Spencer's speech is scheduled for 2:30 p.m. Oct. 19. The school has launched a webpage for those looking for additional information about the event.
UF President Kent Fuchs sent a personal message to faculty, staff and students about Spencer's upcoming appearance:
Dear UF community,
Over the past several months our nation's great public research universities have increasingly become the targets of individuals and groups who intend to gain national publicity for their messages of racism and hate by inciting protest, which has led to violence. We have watched this occur at the University of Virginia and the University of California, Berkeley. Now, one of these individuals, Richard Spencer, a white nationalist from the National Policy Institute, and his followers intend to do the same here at the University of Florida on Thursday, October 19.
The values of our universities are not shared by Mr. Spencer, the National Policy Institute or his followers. Our campuses are places where people from all races, origins and religions are valued equally, welcomed and treated with love, not hate. Our mission is to engage in the world's preeminent scholarship and education for the public good, not to sow lies, discord and violence.
No one at our university invited Mr. Spencer, nor is anyone at UF sponsoring this event. UF has been clear and consistent in its denunciation of all hate speech and racism, and in particular the racist speech and white-nationalist values of Mr. Spencer. I personally find the doctrine of white supremacy abhorrent and denounce all forms of racism and hate.
If you are like me, I expect you are surprised and even shocked to learn that UF is required by law to allow Mr. Spencer to speak his racist views on our campus, and that we are not allowed by law to bill him for the full costs of keeping our campus safe, which exceed more than a half million dollars. We have prepared a Q&A to answer the numerous questions and misperceptions around Mr. Spencer and his event. You will find a link at freespeech.ufl.edu, which I encourage you to review.
I urge our community to do two things:
First, do not provide Mr. Spencer and his followers the spotlight they are seeking. They are intending to attract crowds and provoke a reaction in order to draw the media. I urge everyone to stay away from Mr. Spencer and his followers and the Phillips Center where he will speak and the media will be assembled on October 19. By shunning him and his followers we will block his attempt for further visibility.

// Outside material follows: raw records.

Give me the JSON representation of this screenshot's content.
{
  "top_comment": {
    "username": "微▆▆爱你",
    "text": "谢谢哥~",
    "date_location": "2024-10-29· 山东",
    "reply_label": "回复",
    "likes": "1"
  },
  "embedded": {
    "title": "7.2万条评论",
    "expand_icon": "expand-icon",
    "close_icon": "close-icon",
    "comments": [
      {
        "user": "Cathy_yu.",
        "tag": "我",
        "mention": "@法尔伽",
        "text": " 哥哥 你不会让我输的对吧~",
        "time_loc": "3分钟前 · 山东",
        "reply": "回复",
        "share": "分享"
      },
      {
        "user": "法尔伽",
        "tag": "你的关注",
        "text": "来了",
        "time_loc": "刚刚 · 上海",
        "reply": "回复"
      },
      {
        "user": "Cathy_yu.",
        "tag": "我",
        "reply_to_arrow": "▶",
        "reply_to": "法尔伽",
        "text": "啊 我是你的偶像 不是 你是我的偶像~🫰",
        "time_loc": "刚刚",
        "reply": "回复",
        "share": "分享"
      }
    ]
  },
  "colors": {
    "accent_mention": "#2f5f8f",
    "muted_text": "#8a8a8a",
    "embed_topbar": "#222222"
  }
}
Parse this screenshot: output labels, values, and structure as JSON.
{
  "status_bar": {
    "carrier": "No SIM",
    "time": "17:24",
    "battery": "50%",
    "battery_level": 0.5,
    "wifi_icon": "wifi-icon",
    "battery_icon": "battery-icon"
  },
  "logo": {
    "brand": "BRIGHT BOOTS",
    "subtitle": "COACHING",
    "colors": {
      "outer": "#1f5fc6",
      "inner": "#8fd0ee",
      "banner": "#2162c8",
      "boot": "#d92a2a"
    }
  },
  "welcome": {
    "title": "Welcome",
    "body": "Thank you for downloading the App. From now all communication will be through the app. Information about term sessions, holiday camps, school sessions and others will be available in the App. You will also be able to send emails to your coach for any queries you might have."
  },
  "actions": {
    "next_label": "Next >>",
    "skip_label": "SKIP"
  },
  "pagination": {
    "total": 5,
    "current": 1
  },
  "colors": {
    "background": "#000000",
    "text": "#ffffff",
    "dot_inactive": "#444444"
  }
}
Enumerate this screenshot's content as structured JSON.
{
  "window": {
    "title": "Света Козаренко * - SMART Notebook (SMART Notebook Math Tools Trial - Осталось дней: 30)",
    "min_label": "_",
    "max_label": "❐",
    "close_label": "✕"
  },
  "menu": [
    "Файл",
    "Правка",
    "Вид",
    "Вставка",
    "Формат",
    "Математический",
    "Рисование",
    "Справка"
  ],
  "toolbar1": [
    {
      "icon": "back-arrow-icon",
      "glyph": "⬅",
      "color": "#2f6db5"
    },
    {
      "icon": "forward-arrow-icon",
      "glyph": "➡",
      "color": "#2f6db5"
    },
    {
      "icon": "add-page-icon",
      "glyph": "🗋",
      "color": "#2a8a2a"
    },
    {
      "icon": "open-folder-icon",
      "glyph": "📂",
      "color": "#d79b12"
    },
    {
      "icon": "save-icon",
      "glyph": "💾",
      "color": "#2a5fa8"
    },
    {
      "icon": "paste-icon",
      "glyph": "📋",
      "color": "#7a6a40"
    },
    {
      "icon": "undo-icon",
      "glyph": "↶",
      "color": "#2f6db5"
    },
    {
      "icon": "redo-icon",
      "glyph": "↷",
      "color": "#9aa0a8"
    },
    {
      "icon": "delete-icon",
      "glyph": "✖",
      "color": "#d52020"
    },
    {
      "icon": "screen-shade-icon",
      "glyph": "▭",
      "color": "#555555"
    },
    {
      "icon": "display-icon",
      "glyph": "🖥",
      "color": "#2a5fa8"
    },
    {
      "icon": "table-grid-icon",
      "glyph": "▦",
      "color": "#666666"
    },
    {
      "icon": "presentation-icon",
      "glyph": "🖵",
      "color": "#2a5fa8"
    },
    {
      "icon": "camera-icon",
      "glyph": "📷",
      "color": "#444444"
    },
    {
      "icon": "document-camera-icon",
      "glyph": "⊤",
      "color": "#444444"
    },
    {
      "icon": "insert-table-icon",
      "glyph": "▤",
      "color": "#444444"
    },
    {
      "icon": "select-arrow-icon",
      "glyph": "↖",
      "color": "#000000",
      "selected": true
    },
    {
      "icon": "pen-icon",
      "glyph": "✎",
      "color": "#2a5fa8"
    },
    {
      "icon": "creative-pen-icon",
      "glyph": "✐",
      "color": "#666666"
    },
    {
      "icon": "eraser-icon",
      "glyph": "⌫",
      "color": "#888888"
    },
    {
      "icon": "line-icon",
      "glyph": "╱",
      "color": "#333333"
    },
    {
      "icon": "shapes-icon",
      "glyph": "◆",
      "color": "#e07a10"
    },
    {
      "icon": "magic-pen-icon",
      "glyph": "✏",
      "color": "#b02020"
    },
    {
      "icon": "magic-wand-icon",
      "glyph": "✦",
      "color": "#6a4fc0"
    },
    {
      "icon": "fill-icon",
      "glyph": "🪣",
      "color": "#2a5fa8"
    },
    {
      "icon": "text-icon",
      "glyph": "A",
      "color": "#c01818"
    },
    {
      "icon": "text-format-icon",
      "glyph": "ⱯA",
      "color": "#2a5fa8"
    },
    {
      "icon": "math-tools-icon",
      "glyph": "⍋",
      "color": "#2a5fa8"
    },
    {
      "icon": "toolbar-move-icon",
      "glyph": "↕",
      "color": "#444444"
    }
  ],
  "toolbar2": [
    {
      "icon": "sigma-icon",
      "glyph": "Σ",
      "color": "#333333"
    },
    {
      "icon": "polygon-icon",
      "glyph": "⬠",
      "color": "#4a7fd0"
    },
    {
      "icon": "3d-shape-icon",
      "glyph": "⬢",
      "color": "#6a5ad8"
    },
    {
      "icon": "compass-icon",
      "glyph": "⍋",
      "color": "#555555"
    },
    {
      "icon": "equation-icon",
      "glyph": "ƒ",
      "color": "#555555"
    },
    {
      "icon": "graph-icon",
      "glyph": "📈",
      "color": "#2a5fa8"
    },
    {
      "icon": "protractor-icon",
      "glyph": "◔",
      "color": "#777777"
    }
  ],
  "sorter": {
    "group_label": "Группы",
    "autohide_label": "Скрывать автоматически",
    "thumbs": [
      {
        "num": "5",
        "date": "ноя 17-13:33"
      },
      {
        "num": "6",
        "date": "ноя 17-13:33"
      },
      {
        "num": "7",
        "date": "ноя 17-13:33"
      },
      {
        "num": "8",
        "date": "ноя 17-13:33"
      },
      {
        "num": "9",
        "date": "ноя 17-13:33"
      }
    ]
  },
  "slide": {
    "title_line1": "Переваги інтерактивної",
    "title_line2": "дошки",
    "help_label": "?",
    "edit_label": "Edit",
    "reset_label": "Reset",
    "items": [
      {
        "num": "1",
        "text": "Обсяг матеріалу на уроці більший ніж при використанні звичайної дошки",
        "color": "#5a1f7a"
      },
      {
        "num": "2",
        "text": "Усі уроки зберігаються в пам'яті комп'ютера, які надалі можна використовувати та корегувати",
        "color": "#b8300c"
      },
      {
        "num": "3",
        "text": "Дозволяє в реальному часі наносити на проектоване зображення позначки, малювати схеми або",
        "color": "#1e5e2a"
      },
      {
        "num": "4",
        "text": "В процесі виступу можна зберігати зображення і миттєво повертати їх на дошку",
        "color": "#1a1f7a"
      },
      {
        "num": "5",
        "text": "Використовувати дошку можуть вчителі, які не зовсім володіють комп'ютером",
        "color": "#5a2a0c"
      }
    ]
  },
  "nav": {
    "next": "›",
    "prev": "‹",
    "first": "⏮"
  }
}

Second, although I urge you to avoid the Spencer event, I ask that you not let Mr. Spencer's message of hate and racism go unchallenged. Speak up for your values and the values of our university. Make it clear that messages of hate on our campus are contrary to those values. Mr. Spencer's message is disproportionately hurtful to members of our Gator community who are targets of hate and violence simply because of their skin color, religion, culture, sexual orientation or beliefs. Those of us in the majority must speak up for those in the minority and make our voice of love and support heard.
Our student leaders planned over the next several weeks a series of events, tagged #TogetherUF, promoting dialogue, education and the embrace of our shared humanity. The first event, set for Wednesday, October 11, is a panel titled, "A Conversation on the First Amendment" in the Rion Ballroom of the Reitz Union from 5 to 6:30 p.m. I plan to be there.
Members of the Gator family please be understanding, caring and supportive- taking care of yourselves and each other -- particularly in the next few weeks. As one of our nation's great public research universities, with values that are contrary to all that Mr. Spencer represents, we refuse to be defined by this event. We will overcome this external threat to our university and our values. We will become an even stronger community and an even greater university.
The News Service of Florida contributed to this report.